EXERCISE OBJECTIVE: From the records below, please return each line that holds the word "Dynamic".

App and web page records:
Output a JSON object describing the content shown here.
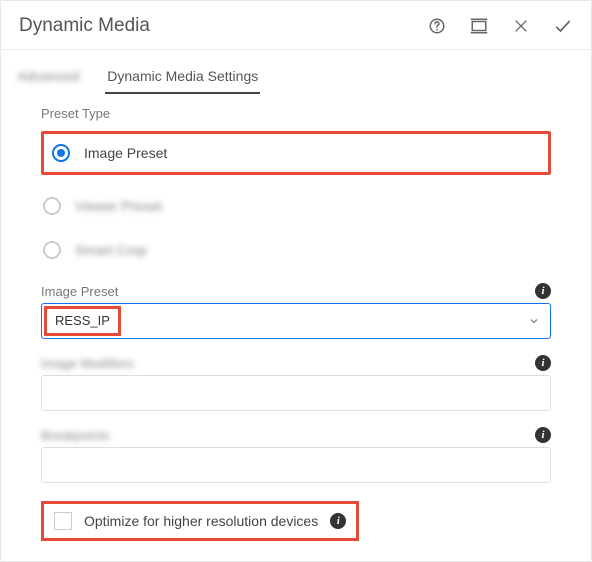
{
  "header": {
    "title": "Dynamic Media"
  },
  "tabs": {
    "tab1_label": "Advanced",
    "tab2_label": "Dynamic Media Settings"
  },
  "preset_type": {
    "label": "Preset Type",
    "options": {
      "image_preset": "Image Preset",
      "viewer_preset": "Viewer Preset",
      "smart_crop": "Smart Crop"
    }
  },
  "image_preset_field": {
    "label": "Image Preset",
    "value": "RESS_IP"
  },
  "image_modifiers_field": {
    "label": "Image Modifiers"
  },
  "breakpoints_field": {
    "label": "Breakpoints"
  },
  "optimize": {
    "label": "Optimize for higher resolution devices"
  },
  "info_glyph": "i"
}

ANSWER TO THE EXERCISE:
    "title": "Dynamic Media"
    "tab2_label": "Dynamic Media Settings"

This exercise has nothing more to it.